The advent of imaging with transvaginal sonography with color or power Doppler has significantly improved our ability to detect abnormalities, but its sensitivity and specificity in the imaging literature has been highly user and equipment dependent and is determined by the findings which have been used to make the diagnosis. TVS can usually only detect complications of the disease since early changes are often subtle. Increased echogenicity of peritoneal fat and indistinctness of the uterus may be seen early in the disease process but are very difficult to appreciate. Sonographic findings of the fallopian tubes are the most specific and conspicuous indicators of PID. The tubal wall is usually not visualized without intraluminal or peritoneal fluid unless a truly targeted study is performed. With inflammation, the tube swells, endosalpingeal folds thicken, and with progressive inflammation and distal occlusion of the lumen, the tube fills with purulent echogenic material becoming a pyosalpinx (Figure 36-9). In the presence of a fluid-distended fallopian tube, common findings include wall thickness greater than 5 mm, incomplete septa seen as the tube folds back upon itself, and thickening of endosalpingeal folds (cogwheel sign), which is best seen when the tube is viewed in cross section (Figure 36-10).29 Color or power Doppler may also be a sensitive method of detecting hyperemia in the walls and incomplete septi associated with fallopian tube inflammation.30 Nonspecific findings of PID include fluid in the endometrial cavity and/or cul-de-sac, and ovarian enlargement often with numerous small cysts ("polycystic ovary" appearance"; Figure 36-11).31,32
Images of a pyosalpinx by transvaginal sonography show a tubular structure distended with echogenic, purulent fluid (A) as well as color Doppler signal within its wall, suggesting inflammation (B).
Examples of common sonographic findings in a tubo-ovarian complex or abscess are shown, which include thickening of endosalpingeal folds (A), the cogwheel sign, and incomplete septa (B) in the presence of a fluid-distended fallopian tube.
The "polycystic ovary" appearance, a nonspecific sign of pelvic inflammatory disease, is illustrated in this image of the right ovary in a patient with known disease.
With progression of disease, there is exudation of pus from the distal fallopian tube and the ovary can become involved.
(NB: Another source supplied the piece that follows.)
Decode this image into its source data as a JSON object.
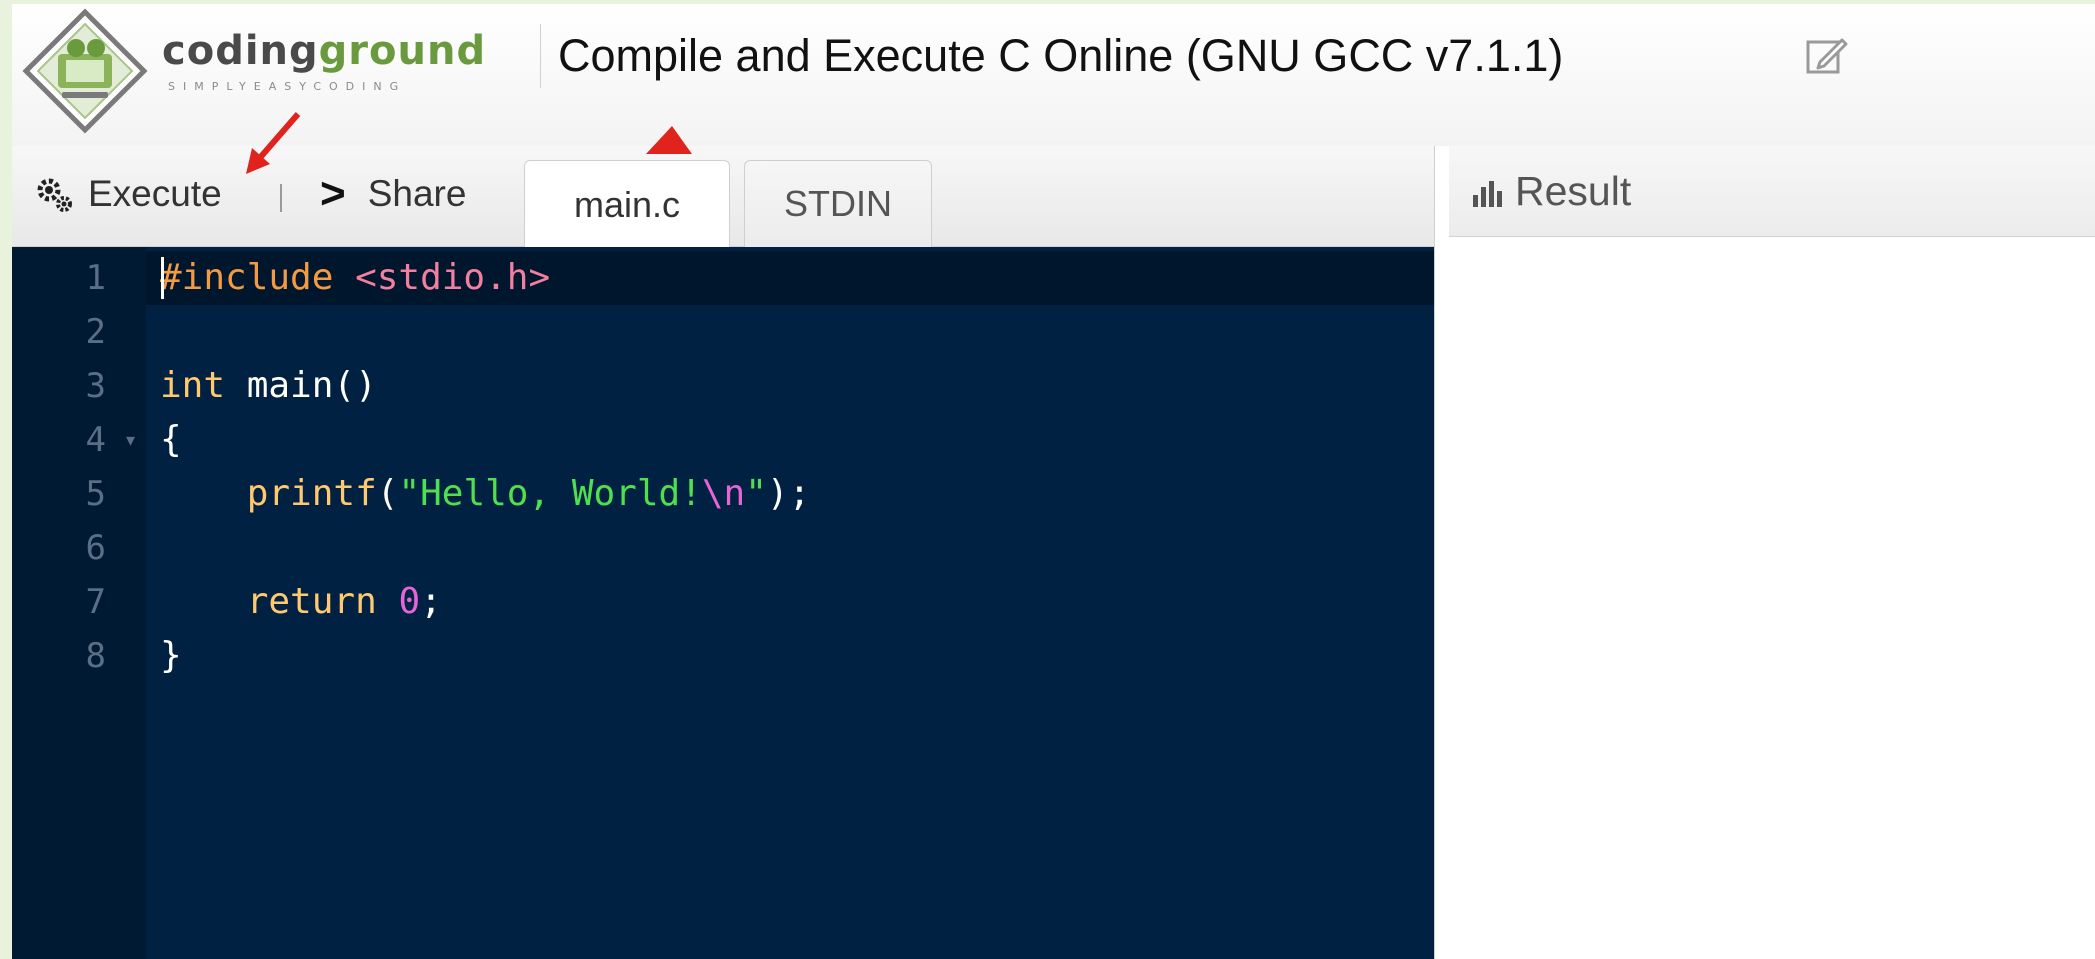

An inflammatory mass including the tube and adjacent ovary is formed. If a separate ovary is still visualized, this indicates a tubo-ovarian complex. A tubo-ovarian abscess results in complete breakdown of tubal and ovarian architecture so that separate structures are no longer identified and there is obscuration of the posterior and lateral margins of the uterus.33